Neder prohibiting oneself from doing the Mitzvah of holding a Lulav. At the
time that a person holds the Lulav, he certainly does not receive any
physical Hana'ah. Therefore, if one makes a Neder and says "Hana'as Lulav
Alai" ("the pleasure of holding a Lulav is Asur upon me"), he should not be
prohibited from doing the Mitzvah.
(c) The RAN (16b) only prohibits Hana'as *ha'Guf*, or pleasure that the body
itself experiences. Perhaps the Ran is ruling that only a Hana'ah that
involves physical contact is prohibited at the same time that a person does a
Mitzvah, such as the Hana'ah of immersing in a wellspring, marital relations,
and the Hana'ah of standing on someone's property. When a person prohibits
himself from the Hana'ah of a Sukah, though, his intention is to prohibit
himself from receiving Hana'ah from the Sechach, which is the main part of
the Sukah. Hence, even if he benefits from the shade of the Sechach, that
benefit does not involve physical contact, and therefore that type of Hana'ah
is not Asur since it is coming at the time of the Mitzvah. (M. Kornfeld)
(d) Perhaps the only type of Hana'ah that is prohibited is Hana'ah that is
not necessary in order to accomplish the Mitzvah. If the Mitzvah could be
accomplished without the Hana'ah, then the Hana'ah is independent of the
Mitzvah and is Asur. That is why, in the case of the wellspring, one may not
immerse in the wellspring in the summer, because it is possible to immerse in
it in the winter without getting the extra physical Hana'ah. Similarly,
visiting the sick can be done by standing outside of the house, without
receiving any Hana'ah from the sick person's property (especially if the sick
person comes out of his home). The Hana'ah of standing on his property is not
necessary in order to accomplish the Mitzvah. In the case of marital
relations, too, one could do the act "k'Mi she'Kafa'o Shed" (like the Gemara
says on 20b) without receiving any Hana'ah from the act. Since it is
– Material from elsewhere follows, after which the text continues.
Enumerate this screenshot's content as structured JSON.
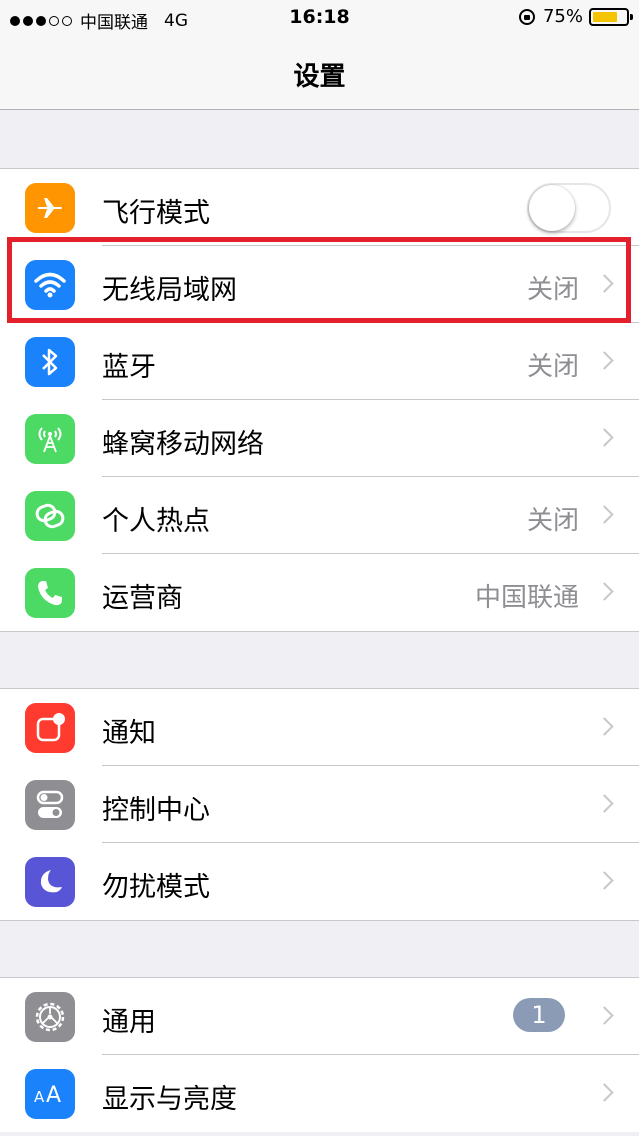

impossible for most people to control that, practically the act becomes Asur
even though it is a Mitzvah because he will have Hana'ah independent of the
Mitzvah. In contrast, sitting in a Sukah is *not possible* to do without
getting Hana'ah from the Sechach (if he is eating or sitting in the Sukah and
it is sunny outside). (M. Kornfeld)